Ronald Frame’s Havisham opens with a great scene in which a young Estella meets Miss Havisham for the first time and is shocked by what she sees – the dress, the veil, the slippers – all important details from Great Expectations reiterated here. This vignette is in short, clipped sentences, and almost like a brief running-commentary snapshot into Miss Havisham’s mind. It’s a brilliant way to kick off a story of one woman’s descent into madness and 24-hour bridal gown wearing.

Unfortunately, this style of storytelling continues throughout the entire novel, and, in addition to some unbelievable plot points, it’s very disjointed, jarring and hard to get through. Whereas Dickens’ writing flows with beautiful language and descriptions, Frame is sparse and the vignette style hurts the story more than it helps. And the end of the book overlaps with Great Expectations which was completely unnecessary – if I wanted to read about Pip and Estella, Satis House falling apart and Miss Havisham’s repentance, I’d read Dickens again.

Havisham‘s premise tells the story of how Miss Havisham grew up in the wealthy middle class of England and how she was jilted at the altar and fell into madness. She had a isolated, yet wealthy upbringing, due to her father’s ownership of a successful brewery that distributed to pubs around the country, and became friends with Sally, a girl who lived in the village. Suddenly, it comes to light that Mr. Havisham had married a cook, and there was a half brother in the picture after the cook died. Miss Havisham completely hates this half brother, so when she comes of age, she goes to live with an even wealthier family in order to learn how to behave in proper society.

This is where the story took a wrong turn. The entire time she was at the Chadwyck’s, it felt like filler in an already short book. The balls and parties she attends, the play she performs in, they are all a stage in which she could meet Mr. Compeyson who would steal her money and jilt her at the altar. A twist is added that Mr. Compeyson is in cahoots with her half-brother and secretly marries Sally (who is portrayed as Miss Havisham’s “best friend” but the relationship is not developed at all). Literally every scene with Mr. Compeyson is so contrived, it’s hard to believe that she would fall for it. If it had been more subtle it would have been more believable, especially since she was surrounded with wealthy people who could have prevented her from falling for him.

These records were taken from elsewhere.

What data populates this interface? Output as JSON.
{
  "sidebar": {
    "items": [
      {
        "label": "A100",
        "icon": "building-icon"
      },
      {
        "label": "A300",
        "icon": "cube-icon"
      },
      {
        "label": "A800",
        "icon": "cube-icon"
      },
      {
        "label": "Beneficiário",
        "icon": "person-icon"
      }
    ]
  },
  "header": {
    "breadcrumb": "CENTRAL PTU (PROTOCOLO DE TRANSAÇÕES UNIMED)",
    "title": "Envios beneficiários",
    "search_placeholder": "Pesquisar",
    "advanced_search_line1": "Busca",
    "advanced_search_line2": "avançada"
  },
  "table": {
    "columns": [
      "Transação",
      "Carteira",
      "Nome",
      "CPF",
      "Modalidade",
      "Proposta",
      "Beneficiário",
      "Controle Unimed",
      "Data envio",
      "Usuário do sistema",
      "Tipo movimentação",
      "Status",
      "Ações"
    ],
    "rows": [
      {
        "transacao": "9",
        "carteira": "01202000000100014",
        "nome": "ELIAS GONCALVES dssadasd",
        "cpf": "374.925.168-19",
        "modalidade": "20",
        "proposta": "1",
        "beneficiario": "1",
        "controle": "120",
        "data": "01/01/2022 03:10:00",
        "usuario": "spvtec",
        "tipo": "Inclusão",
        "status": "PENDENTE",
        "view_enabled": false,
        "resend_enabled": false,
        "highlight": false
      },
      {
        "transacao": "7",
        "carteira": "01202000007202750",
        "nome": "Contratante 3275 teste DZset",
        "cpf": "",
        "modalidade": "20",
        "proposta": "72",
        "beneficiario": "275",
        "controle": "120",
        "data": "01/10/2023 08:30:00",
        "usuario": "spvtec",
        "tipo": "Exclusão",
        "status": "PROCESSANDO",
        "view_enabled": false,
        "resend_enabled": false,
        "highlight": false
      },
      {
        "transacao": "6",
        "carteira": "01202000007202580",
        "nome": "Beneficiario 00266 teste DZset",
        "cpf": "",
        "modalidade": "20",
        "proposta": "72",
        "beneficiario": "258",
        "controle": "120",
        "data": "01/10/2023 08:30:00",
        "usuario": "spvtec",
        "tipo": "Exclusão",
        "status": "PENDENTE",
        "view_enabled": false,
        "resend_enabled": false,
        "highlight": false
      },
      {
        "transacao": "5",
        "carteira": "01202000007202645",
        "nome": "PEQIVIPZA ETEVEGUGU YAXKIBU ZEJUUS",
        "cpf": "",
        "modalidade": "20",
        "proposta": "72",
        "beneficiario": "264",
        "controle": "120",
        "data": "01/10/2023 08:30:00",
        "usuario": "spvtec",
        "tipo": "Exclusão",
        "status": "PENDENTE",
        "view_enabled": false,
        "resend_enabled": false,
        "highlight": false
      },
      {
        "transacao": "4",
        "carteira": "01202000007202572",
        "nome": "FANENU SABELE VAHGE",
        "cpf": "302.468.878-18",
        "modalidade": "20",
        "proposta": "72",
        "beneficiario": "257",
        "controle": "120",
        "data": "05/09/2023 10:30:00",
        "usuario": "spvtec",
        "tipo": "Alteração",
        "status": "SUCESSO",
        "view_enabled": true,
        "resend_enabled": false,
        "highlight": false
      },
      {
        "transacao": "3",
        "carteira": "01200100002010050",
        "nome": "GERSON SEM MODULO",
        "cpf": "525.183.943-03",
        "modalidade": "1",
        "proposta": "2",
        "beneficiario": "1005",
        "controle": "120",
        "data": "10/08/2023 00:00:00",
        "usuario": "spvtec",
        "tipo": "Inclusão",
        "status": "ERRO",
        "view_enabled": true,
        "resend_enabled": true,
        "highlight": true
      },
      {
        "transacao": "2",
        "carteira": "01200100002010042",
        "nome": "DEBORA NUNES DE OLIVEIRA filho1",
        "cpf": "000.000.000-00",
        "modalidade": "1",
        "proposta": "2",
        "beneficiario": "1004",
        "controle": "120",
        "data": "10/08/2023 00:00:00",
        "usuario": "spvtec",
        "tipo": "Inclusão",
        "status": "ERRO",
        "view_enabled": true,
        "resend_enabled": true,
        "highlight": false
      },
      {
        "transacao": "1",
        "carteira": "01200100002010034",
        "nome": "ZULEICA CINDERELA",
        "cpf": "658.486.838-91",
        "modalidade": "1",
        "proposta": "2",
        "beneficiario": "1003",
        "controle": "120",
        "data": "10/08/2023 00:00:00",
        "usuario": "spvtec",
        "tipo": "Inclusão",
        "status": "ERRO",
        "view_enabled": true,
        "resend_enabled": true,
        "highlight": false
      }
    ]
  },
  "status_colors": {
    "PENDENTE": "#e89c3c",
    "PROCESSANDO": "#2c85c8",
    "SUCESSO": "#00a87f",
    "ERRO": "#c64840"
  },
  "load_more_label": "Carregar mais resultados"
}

The book is from Miss Havisham’s point of view, but it is a cold narration. Frame does not let the reader feel for Miss Havisham in any way – she is horrid and unforgivable most of the time. And in the big scene where she is jilted, he chose to have her wet her pants, which was so crass and out of character, it singlehandedly ruined the book. She does it again later in the book when she asks for Pip’s forgiveness, and I couldn’t help but think Dickens was rolling in his grave.

Rating: ★★☆☆☆ 

Jax is in an accountant at a hedge fund. She resides in NYC with her husband.

Review copy was provided free of any obligation by Picador. No monetary or any other form of compensation was received.